* EXERCISE *
Take down each entry exactly as written.

═══ EXERCISE MATERIAL ═══

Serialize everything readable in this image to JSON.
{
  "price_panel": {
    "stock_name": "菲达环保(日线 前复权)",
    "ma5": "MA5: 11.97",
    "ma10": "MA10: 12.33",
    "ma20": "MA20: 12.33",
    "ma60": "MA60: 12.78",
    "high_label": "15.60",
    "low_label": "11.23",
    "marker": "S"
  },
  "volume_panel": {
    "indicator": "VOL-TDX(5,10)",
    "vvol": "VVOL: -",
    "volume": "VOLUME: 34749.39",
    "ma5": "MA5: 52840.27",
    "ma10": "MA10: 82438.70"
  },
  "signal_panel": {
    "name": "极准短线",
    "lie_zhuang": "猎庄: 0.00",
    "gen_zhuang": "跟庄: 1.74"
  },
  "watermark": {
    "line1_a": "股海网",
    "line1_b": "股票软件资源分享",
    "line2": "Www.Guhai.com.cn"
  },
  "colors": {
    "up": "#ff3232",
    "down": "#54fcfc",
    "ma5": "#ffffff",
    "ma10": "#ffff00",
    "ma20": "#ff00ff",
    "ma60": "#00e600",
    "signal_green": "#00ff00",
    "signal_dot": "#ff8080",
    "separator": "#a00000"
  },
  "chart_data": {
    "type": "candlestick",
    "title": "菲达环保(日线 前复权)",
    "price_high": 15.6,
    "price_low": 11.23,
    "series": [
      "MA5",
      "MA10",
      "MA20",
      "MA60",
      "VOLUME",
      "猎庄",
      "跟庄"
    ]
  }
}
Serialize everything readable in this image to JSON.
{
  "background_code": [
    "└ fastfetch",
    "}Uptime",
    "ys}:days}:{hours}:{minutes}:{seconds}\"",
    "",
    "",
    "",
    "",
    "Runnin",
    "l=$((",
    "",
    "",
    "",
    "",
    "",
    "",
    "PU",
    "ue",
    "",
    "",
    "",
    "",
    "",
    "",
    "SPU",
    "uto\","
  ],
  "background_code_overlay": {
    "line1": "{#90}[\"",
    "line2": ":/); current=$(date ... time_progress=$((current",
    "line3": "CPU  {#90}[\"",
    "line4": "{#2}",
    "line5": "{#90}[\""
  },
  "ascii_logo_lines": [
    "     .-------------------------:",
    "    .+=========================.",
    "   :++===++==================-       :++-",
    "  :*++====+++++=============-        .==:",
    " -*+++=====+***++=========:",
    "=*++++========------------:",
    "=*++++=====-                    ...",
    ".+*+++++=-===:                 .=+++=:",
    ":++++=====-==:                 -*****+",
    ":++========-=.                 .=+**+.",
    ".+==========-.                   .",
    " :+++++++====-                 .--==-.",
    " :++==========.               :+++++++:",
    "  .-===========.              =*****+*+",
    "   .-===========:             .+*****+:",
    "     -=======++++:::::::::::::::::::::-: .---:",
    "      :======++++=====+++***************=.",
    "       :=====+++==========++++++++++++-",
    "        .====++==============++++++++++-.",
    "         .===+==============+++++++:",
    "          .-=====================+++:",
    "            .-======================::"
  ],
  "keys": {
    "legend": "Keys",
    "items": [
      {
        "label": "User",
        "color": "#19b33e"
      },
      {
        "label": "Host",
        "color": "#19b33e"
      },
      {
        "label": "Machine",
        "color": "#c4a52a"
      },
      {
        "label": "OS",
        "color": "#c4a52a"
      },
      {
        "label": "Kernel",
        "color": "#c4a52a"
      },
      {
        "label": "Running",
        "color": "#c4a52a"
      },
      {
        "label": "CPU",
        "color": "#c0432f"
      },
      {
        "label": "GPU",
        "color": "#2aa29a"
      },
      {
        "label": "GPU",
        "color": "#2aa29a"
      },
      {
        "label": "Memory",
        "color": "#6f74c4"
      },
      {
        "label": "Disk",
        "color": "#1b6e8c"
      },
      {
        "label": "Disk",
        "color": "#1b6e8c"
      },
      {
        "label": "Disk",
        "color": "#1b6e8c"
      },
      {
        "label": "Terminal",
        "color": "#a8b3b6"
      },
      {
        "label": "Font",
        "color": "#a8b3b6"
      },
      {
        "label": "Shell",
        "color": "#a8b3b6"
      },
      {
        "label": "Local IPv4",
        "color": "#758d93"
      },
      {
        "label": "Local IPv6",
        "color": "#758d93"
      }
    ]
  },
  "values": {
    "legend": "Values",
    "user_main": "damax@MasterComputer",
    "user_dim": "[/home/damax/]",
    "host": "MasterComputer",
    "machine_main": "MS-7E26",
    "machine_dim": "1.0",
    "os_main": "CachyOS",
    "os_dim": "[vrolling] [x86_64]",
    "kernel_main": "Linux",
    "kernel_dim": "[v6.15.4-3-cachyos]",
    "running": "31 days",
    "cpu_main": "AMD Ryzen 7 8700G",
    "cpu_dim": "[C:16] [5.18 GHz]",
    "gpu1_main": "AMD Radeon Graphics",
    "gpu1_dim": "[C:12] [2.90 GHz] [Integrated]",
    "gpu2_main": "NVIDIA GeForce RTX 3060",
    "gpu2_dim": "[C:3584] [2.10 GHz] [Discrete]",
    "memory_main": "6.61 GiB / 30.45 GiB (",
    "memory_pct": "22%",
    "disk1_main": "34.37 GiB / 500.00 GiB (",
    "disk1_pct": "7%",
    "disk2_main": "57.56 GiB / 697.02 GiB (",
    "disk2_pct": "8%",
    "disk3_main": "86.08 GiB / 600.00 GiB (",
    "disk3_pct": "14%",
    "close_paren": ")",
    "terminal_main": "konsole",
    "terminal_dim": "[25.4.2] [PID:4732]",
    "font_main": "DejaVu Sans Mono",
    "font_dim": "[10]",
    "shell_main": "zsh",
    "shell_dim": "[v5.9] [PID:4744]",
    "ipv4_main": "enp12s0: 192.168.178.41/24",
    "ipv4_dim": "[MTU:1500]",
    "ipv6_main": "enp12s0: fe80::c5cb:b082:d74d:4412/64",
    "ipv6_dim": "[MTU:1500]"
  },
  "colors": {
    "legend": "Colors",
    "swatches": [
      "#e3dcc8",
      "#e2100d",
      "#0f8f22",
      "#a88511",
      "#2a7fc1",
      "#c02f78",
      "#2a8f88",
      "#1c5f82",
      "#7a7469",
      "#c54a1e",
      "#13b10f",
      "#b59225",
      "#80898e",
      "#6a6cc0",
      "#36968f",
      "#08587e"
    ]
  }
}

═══

* OUTPUT FOR THIS EXERCISE *
Serialize everything readable in this image to JSON.
{
  "price_panel": {
    "stock_name": "菲达环保(日线 前复权)",
    "ma5": "MA5: 11.97",
    "ma10": "MA10: 12.33",
    "ma20": "MA20: 12.33",
    "ma60": "MA60: 12.78",
    "high_label": "15.60",
    "low_label": "11.23",
    "marker": "S"
  },
  "volume_panel": {
    "indicator": "VOL-TDX(5,10)",
    "vvol": "VVOL: -",
    "volume": "VOLUME: 34749.39",
    "ma5": "MA5: 52840.27",
    "ma10": "MA10: 82438.70"
  },
  "signal_panel": {
    "name": "极准短线",
    "lie_zhuang": "猎庄: 0.00",
    "gen_zhuang": "跟庄: 1.74"
  },
  "watermark": {
    "line1_a": "股海网",
    "line1_b": "股票软件资源分享",
    "line2": "Www.Guhai.com.cn"
  },
  "colors": {
    "up": "#ff3232",
    "down": "#54fcfc",
    "ma5": "#ffffff",
    "ma10": "#ffff00",
    "ma20": "#ff00ff",
    "ma60": "#00e600",
    "signal_green": "#00ff00",
    "signal_dot": "#ff8080",
    "separator": "#a00000"
  },
  "chart_data": {
    "type": "candlestick",
    "title": "菲达环保(日线 前复权)",
    "price_high": 15.6,
    "price_low": 11.23,
    "series": [
      "MA5",
      "MA10",
      "MA20",
      "MA60",
      "VOLUME",
      "猎庄",
      "跟庄"
    ]
  }
}
Serialize everything readable in this image to JSON.
{
  "background_code": [
    "└ fastfetch",
    "}Uptime",
    "ys}:days}:{hours}:{minutes}:{seconds}\"",
    "",
    "",
    "",
    "",
    "Runnin",
    "l=$((",
    "",
    "",
    "",
    "",
    "",
    "",
    "PU",
    "ue",
    "",
    "",
    "",
    "",
    "",
    "",
    "SPU",
    "uto\","
  ],
  "background_code_overlay": {
    "line1": "{#90}[\"",
    "line2": ":/); current=$(date ... time_progress=$((current",
    "line3": "CPU  {#90}[\"",
    "line4": "{#2}",
    "line5": "{#90}[\""
  },
  "ascii_logo_lines": [
    "     .-------------------------:",
    "    .+=========================.",
    "   :++===++==================-       :++-",
    "  :*++====+++++=============-        .==:",
    " -*+++=====+***++=========:",
    "=*++++========------------:",
    "=*++++=====-                    ...",
    ".+*+++++=-===:                 .=+++=:",
    ":++++=====-==:                 -*****+",
    ":++========-=.                 .=+**+.",
    ".+==========-.                   .",
    " :+++++++====-                 .--==-.",
    " :++==========.               :+++++++:",
    "  .-===========.              =*****+*+",
    "   .-===========:             .+*****+:",
    "     -=======++++:::::::::::::::::::::-: .---:",
    "      :======++++=====+++***************=.",
    "       :=====+++==========++++++++++++-",
    "        .====++==============++++++++++-.",
    "         .===+==============+++++++:",
    "          .-=====================+++:",
    "            .-======================::"
  ],
  "keys": {
    "legend": "Keys",
    "items": [
      {
        "label": "User",
        "color": "#19b33e"
      },
      {
        "label": "Host",
        "color": "#19b33e"
      },
      {
        "label": "Machine",
        "color": "#c4a52a"
      },
      {
        "label": "OS",
        "color": "#c4a52a"
      },
      {
        "label": "Kernel",
        "color": "#c4a52a"
      },
      {
        "label": "Running",
        "color": "#c4a52a"
      },
      {
        "label": "CPU",
        "color": "#c0432f"
      },
      {
        "label": "GPU",
        "color": "#2aa29a"
      },
      {
        "label": "GPU",
        "color": "#2aa29a"
      },
      {
        "label": "Memory",
        "color": "#6f74c4"
      },
      {
        "label": "Disk",
        "color": "#1b6e8c"
      },
      {
        "label": "Disk",
        "color": "#1b6e8c"
      },
      {
        "label": "Disk",
        "color": "#1b6e8c"
      },
      {
        "label": "Terminal",
        "color": "#a8b3b6"
      },
      {
        "label": "Font",
        "color": "#a8b3b6"
      },
      {
        "label": "Shell",
        "color": "#a8b3b6"
      },
      {
        "label": "Local IPv4",
        "color": "#758d93"
      },
      {
        "label": "Local IPv6",
        "color": "#758d93"
      }
    ]
  },
  "values": {
    "legend": "Values",
    "user_main": "damax@MasterComputer",
    "user_dim": "[/home/damax/]",
    "host": "MasterComputer",
    "machine_main": "MS-7E26",
    "machine_dim": "1.0",
    "os_main": "CachyOS",
    "os_dim": "[vrolling] [x86_64]",
    "kernel_main": "Linux",
    "kernel_dim": "[v6.15.4-3-cachyos]",
    "running": "31 days",
    "cpu_main": "AMD Ryzen 7 8700G",
    "cpu_dim": "[C:16] [5.18 GHz]",
    "gpu1_main": "AMD Radeon Graphics",
    "gpu1_dim": "[C:12] [2.90 GHz] [Integrated]",
    "gpu2_main": "NVIDIA GeForce RTX 3060",
    "gpu2_dim": "[C:3584] [2.10 GHz] [Discrete]",
    "memory_main": "6.61 GiB / 30.45 GiB (",
    "memory_pct": "22%",
    "disk1_main": "34.37 GiB / 500.00 GiB (",
    "disk1_pct": "7%",
    "disk2_main": "57.56 GiB / 697.02 GiB (",
    "disk2_pct": "8%",
    "disk3_main": "86.08 GiB / 600.00 GiB (",
    "disk3_pct": "14%",
    "close_paren": ")",
    "terminal_main": "konsole",
    "terminal_dim": "[25.4.2] [PID:4732]",
    "font_main": "DejaVu Sans Mono",
    "font_dim": "[10]",
    "shell_main": "zsh",
    "shell_dim": "[v5.9] [PID:4744]",
    "ipv4_main": "enp12s0: 192.168.178.41/24",
    "ipv4_dim": "[MTU:1500]",
    "ipv6_main": "enp12s0: fe80::c5cb:b082:d74d:4412/64",
    "ipv6_dim": "[MTU:1500]"
  },
  "colors": {
    "legend": "Colors",
    "swatches": [
      "#e3dcc8",
      "#e2100d",
      "#0f8f22",
      "#a88511",
      "#2a7fc1",
      "#c02f78",
      "#2a8f88",
      "#1c5f82",
      "#7a7469",
      "#c54a1e",
      "#13b10f",
      "#b59225",
      "#80898e",
      "#6a6cc0",
      "#36968f",
      "#08587e"
    ]
  }
}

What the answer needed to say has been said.